Bitcoin, a currency based on cryptographic technology, has been a conundrum to regulators around the world all these years. Till now, barring a couple of regulators and governments, most have barely been able to take a decisive call on it. While the regulatory machines have been slow to decipher these technologies (no pun intended) and come up with appropriate regulatory frameworks, the cryptocurrency space has evolved rapidly with the launch of technologically advanced and complex financial products and mechanisms—the sale of “Tokens” via an Initial Coin Offering (ICO) being one of them.
An Initial Coin Offering or simply ICO can be considered a counterpart of an IPO in the cryptocurrency market. Just like money is raised by a company through shares issued, an ICO is a mechanism through which tokens (or coins) are sold to raise funds for a project. However, instead of fiat currency, Bitcoin (BTC) or Ethereum (ETH) are used to buy these tokens on a blockchain-powered platform. These virtual tokens or coins are then listed on a virtual currency exchange where they can be bought or sold.

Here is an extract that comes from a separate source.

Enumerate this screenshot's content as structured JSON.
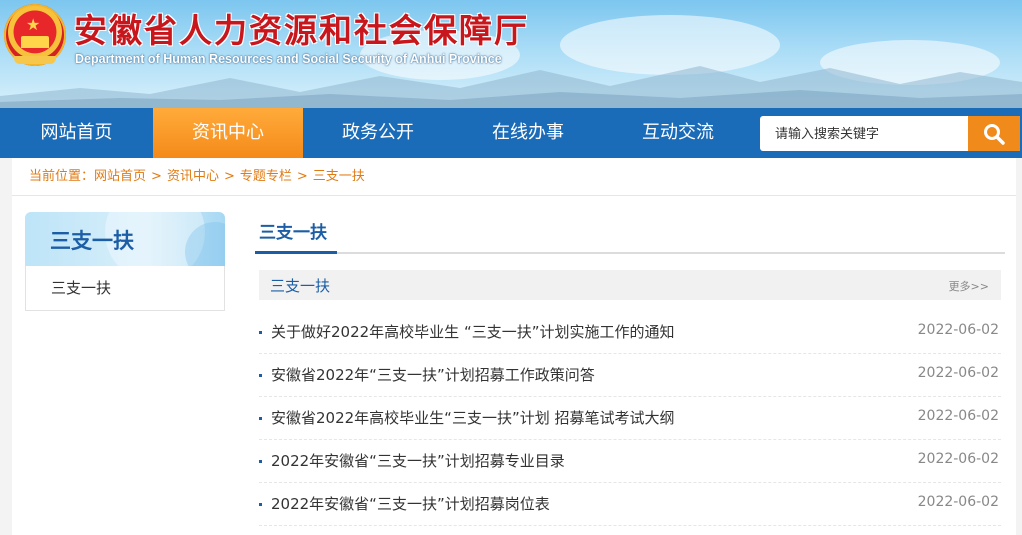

While the report mentions that the agency determined not to pursue any enforcement action in this matter, the it said that “issuers of distributed ledger or blockchain technology-based securities must register offers and sales of such securities unless a valid exemption applies." It added, "Those participating in unregistered offerings also may be liable for violations of the securities laws. Additionally, securities exchanges providing for trading in these securities must register unless they are exempt. The purpose of the registration provisions of the federal securities laws is to ensure that investors are sold investments that include all the proper disclosures and are subject to regulatory scrutiny for investors' protection.”
Over $1.2 billion has been raised through initial coin offerings (ICOs) during H12017 as per a report by AutonomousNEXT. This exceeds the venture capital investment into firms related to Bitcoin and blockchain technology.
The SEC’s stance has brought ICOs and such innovative platforms under scrutiny. Barry Silbert, founder of the DigitalCurrencyGroup, tweeted, “The SEC has just put every potential ICO issuer on notice. From here on out, nobody gets a free pass.” While Ronny Boesing, CEO of OpenLedger, told Investopedia, “Platforms or services that want to do an ITO should go above and beyond whatever the law requires within existing legal frameworks. As an industry, we should all strive for setting the gold standard.”
Back in 2014, the IRS declared that virtual currencies such as Bitcoin have to be treated as property for taxation purposes. This year, it even approved self-directed IRAs with Bitcoins. (See also: How To Add Bitcoins To Your Retirement Account)
In 2015, the U.S. Commodity Futures Trading Commission defined Bitcoin and other virtual currencies as a commodity covered by the Commodity Exchange Act (CEA). Earlier this week, LedgerX was granted the requisite license to provide clearing services for fully-collateralized digital currency swaps. LedgerX, which was also granted an order of registration as a Swap Execution Facility on July 6, 2017, initially plans to clear bitcoin options, the CFTC said in a statement.
The Bottom Line
The Bitcoin community is growing in terms of investors, investments, and legitimacy. With more and more financial products and instruments being built around cryptocurrencies, the process to regulate the space will continue in order to check criminal use, protect investors and set standards. With almost a decade in existence and billions in valuation, Bitcoin and other cryptocurrencies are here to stay, and the growing involvement of regulators is in many ways proof of their mainstream appeal (See also: The First-Ever Ethereum IRA is a Game-Changer)